- "meets people where they are" with compassion, respect, empathy and acceptance so they feel safe and understood and are more willing to engage in an alliance as an empowered member of a therapeutic team.
- embraces ambivalence about change as a universal human experience and invites both the part of the person that wants to change and the part that does not into the dialogue so that new solutions to the dilemma can be considered.
- "any positive change" is celebrated as the way most change happens. Small changes can lead to quantum change. Just showing up and hanging in, not giving up, makes quantum change possible.
- helps people discover and create their ideal relationship to drugs and other risky and addictive behavior whether safer use or abstinence.
- is inherently empowering, as it puts the client/person in the driver seat of their positive change process.
- is radically committed to not imposing the helper's values, wishes and agenda on the client, so the client can discover their truth, what goals and approach to change best suits them as a unique, complex person in unique social circumstance.
- it works!
We have the ideas and strategies to solve our addiction and overdose crises.
We need our leaders to support a COMPLETE overhaul of how people who use drugs are treated in America!
- We must transform or culture of ignorance, stigma and punishment to one of compassionate pragmatism
- We must decriminalize and eventually move toward regulated legalization. Drug use is a health and human rights issue not a criminal one. The criminalization of drugs was driven by racism and politics and has not protected vulnerable people who use drugs. The war on drugs has benefited government, the criminal justice system, the abstinence-only treatment industry and drug cartels, not the people who are struggling with drugs.
- We must shift our support to honest education and a continuum of care wrapped in harm-reduction principles to solve our addiction crisis.
- We must unite as a strong, vocal movement of Americans who care about the suffering people we love and demand this change!
Join the global harm-reduction movement and be part of the solution.
#harmreduction #anypostivechange #supportdontpunish
For more information on harm reduction, see: The Challenge of Harm Reduction: Changing Attitudes Toward Addiction Treatment

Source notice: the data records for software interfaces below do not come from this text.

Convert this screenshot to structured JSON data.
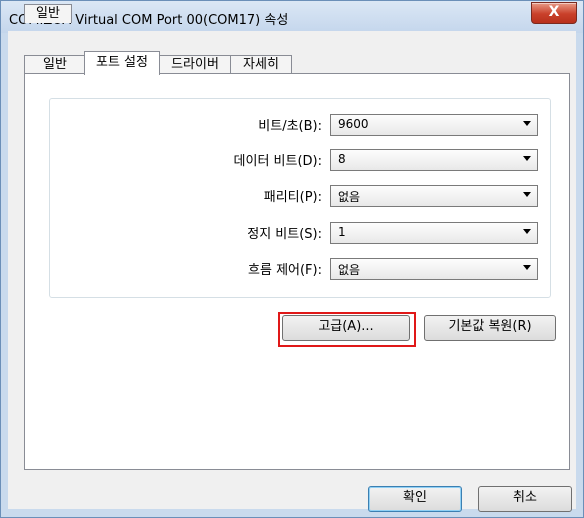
{
  "window": {
    "title": "COMIZOA Virtual COM Port 00(COM17) 속성",
    "close_glyph": "X"
  },
  "tabs": [
    {
      "label": "일반"
    },
    {
      "label": "포트 설정"
    },
    {
      "label": "드라이버"
    },
    {
      "label": "자세히"
    }
  ],
  "settings": [
    {
      "label": "비트/초(B):",
      "value": "9600"
    },
    {
      "label": "데이터 비트(D):",
      "value": "8"
    },
    {
      "label": "패리티(P):",
      "value": "없음"
    },
    {
      "label": "정지 비트(S):",
      "value": "1"
    },
    {
      "label": "흐름 제어(F):",
      "value": "없음"
    }
  ],
  "buttons": {
    "advanced": "고급(A)...",
    "restore_defaults": "기본값 복원(R)",
    "ok": "확인",
    "cancel": "취소"
  },
  "colors": {
    "highlight_box": "#e01818",
    "close_button": "#c9402a"
  }
}
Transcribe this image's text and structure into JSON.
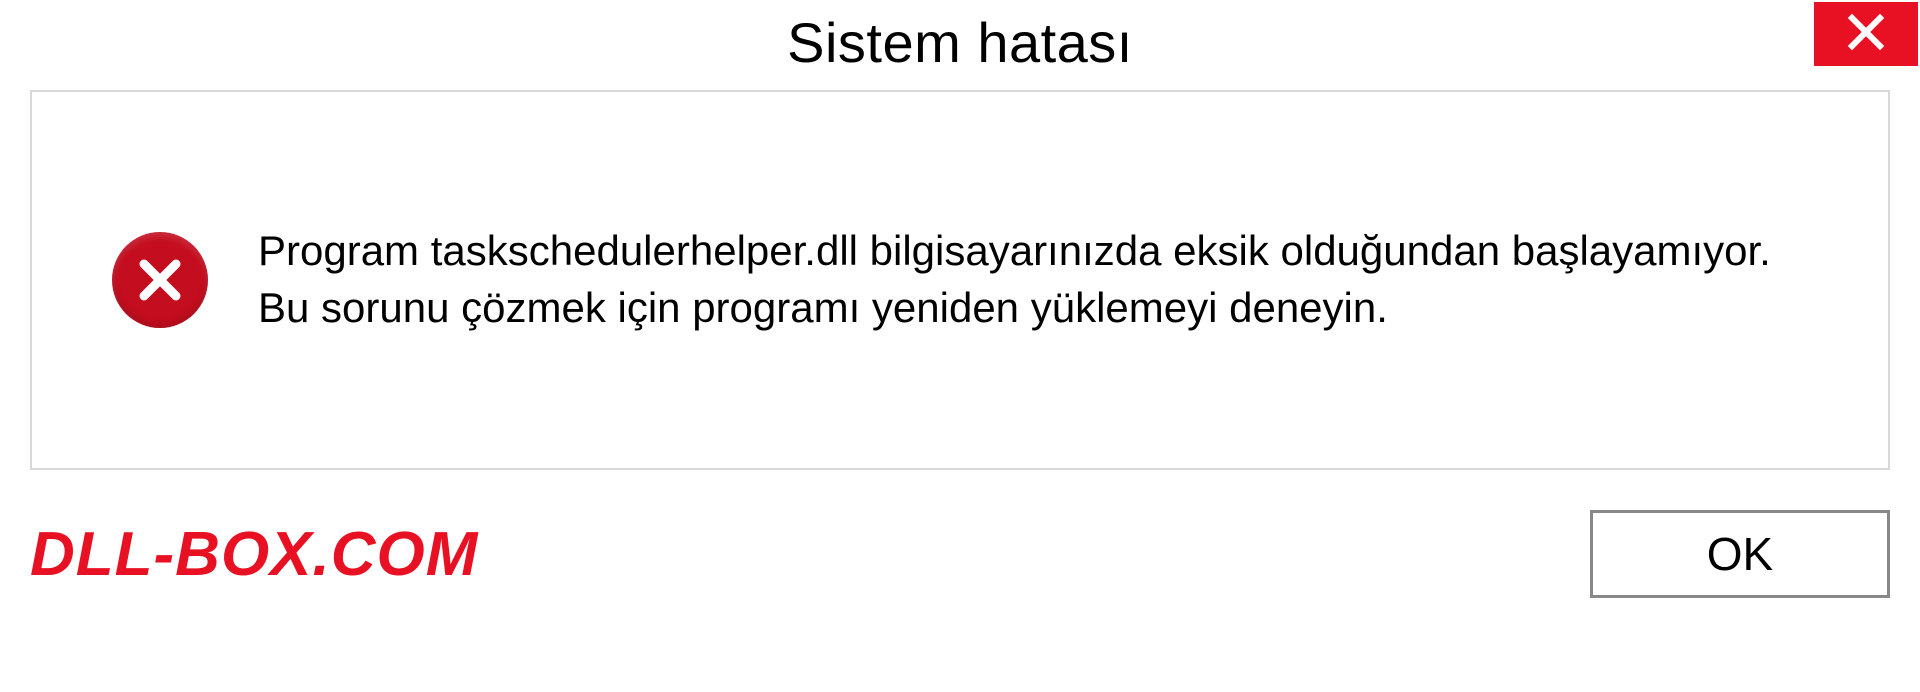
{
  "dialog": {
    "title": "Sistem hatası",
    "message": "Program taskschedulerhelper.dll bilgisayarınızda eksik olduğundan başlayamıyor. Bu sorunu çözmek için programı yeniden yüklemeyi deneyin.",
    "ok_label": "OK"
  },
  "watermark": "DLL-BOX.COM",
  "icons": {
    "close": "close-icon",
    "error": "error-icon"
  },
  "colors": {
    "close_bg": "#e81123",
    "error_bg": "#c40d1e",
    "watermark": "#e81123",
    "border": "#d8d8d8"
  }
}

Tatarsky, A. & Kellogg, S.H. Integrative Harm Reduction Psychotherapy: A Case of Substance Use, Multiple Trauma, and Suicidality. Journal of Clinical Psychology: In Session, Vol. 66 (10), pp.123-135.
Tatarsky, A. & Marlatt, G.A. (2010). State of the Art in Harm Reduction Psychotherapy: An Emerging Treatment for Substance Misuse. Journal of Clinical Psychology: In Session, Vol. 66 (10), pp.117-122.
Tatarsky, A. Harm reduction psychotherapy: Extending the reach of traditional substance use treatment. (2003). Journal of Substance Abuse Treatment. Vol. 25, pp. 249-256.
Tatarsky, A. (1998). An integrative approach to harm reduction psychotherapy: A case of problem drinking secondary to depression. In Session: Psychotherapy in Practice. Vol. 4/ 2, pp. 16-29.